Work to complete: From the entries provided below, copy each line that contains the word "concave".

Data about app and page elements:
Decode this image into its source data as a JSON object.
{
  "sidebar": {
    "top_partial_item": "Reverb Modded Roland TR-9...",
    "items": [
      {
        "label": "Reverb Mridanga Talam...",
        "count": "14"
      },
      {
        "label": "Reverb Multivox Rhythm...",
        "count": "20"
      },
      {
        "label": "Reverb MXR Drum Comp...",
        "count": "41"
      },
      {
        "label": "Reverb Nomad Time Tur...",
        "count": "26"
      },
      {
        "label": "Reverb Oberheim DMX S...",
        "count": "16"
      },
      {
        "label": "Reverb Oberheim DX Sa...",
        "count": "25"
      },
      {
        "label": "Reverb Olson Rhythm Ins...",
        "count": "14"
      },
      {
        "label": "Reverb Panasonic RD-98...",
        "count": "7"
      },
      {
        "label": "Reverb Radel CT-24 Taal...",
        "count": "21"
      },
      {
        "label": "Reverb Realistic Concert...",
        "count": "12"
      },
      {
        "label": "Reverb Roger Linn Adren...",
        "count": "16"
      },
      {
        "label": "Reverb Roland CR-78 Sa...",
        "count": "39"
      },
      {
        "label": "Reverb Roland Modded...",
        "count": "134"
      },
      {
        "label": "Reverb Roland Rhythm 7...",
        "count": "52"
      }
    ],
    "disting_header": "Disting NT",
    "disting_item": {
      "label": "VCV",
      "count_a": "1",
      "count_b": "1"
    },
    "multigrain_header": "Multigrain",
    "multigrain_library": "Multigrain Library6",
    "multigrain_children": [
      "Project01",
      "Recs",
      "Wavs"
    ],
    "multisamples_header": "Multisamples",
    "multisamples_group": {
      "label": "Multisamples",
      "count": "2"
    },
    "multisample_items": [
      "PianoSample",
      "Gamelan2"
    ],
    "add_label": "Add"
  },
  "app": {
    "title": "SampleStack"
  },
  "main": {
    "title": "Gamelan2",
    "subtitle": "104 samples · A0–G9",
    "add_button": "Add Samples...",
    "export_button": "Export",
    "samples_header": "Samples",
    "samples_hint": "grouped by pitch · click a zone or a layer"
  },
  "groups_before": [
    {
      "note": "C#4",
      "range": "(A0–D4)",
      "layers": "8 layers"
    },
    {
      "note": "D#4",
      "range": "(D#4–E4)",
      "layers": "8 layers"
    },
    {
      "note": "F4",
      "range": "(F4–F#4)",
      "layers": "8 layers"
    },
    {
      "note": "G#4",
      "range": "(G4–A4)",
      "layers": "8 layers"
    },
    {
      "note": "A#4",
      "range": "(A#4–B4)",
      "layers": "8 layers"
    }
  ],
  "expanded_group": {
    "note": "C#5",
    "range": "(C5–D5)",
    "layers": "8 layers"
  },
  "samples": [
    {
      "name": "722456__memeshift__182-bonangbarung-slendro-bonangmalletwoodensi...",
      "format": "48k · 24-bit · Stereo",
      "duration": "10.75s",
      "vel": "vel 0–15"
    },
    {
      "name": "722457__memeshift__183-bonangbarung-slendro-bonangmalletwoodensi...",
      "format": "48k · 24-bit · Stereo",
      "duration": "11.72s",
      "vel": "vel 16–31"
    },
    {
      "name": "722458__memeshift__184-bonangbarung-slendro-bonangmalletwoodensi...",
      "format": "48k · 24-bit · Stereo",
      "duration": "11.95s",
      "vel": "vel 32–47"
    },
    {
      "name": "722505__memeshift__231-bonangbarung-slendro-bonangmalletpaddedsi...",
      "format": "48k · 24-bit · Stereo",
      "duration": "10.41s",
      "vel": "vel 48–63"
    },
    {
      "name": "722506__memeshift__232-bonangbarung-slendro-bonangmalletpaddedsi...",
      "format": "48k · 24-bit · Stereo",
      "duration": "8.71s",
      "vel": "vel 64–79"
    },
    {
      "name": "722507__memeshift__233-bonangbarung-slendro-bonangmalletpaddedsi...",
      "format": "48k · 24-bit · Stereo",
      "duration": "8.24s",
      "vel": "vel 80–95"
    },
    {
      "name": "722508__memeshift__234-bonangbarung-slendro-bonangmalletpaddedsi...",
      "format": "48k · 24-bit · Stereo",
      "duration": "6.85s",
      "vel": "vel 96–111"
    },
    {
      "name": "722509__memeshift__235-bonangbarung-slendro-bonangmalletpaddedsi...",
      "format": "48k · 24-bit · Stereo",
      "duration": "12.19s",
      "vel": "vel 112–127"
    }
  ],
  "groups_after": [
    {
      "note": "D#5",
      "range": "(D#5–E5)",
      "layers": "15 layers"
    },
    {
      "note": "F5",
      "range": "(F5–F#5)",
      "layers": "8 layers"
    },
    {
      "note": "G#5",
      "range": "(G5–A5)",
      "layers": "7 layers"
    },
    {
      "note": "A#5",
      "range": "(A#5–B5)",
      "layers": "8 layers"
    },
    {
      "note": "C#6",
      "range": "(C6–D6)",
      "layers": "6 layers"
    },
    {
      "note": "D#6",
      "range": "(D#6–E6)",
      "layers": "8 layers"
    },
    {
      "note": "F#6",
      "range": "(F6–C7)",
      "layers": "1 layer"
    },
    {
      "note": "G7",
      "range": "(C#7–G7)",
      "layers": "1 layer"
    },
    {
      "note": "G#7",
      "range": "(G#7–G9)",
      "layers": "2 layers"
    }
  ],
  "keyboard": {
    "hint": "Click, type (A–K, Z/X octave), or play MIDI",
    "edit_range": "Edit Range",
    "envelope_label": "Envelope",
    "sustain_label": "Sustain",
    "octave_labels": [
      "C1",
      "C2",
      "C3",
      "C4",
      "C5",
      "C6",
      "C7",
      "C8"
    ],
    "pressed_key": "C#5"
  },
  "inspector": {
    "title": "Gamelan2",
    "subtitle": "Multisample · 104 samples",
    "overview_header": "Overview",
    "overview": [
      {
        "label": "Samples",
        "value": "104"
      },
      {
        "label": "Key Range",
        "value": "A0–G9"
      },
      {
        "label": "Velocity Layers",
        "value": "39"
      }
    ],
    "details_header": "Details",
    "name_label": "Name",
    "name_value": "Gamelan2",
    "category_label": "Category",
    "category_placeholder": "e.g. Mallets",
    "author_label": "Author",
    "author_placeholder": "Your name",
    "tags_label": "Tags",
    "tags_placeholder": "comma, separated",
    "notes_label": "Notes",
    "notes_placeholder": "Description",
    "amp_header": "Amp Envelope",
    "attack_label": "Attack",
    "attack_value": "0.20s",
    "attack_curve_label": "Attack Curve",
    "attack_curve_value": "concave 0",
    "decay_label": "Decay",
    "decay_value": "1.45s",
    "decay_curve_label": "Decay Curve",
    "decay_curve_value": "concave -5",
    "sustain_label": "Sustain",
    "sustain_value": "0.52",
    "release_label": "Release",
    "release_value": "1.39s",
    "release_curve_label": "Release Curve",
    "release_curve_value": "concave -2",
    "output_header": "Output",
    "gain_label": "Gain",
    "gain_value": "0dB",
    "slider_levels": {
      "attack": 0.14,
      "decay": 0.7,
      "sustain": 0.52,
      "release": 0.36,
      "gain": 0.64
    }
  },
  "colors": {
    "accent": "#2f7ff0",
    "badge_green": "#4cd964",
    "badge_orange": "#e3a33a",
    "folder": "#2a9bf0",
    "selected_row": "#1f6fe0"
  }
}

Result:
    "attack_curve_value": "concave 0",
    "decay_curve_value": "concave -5",
    "release_curve_value": "concave -2",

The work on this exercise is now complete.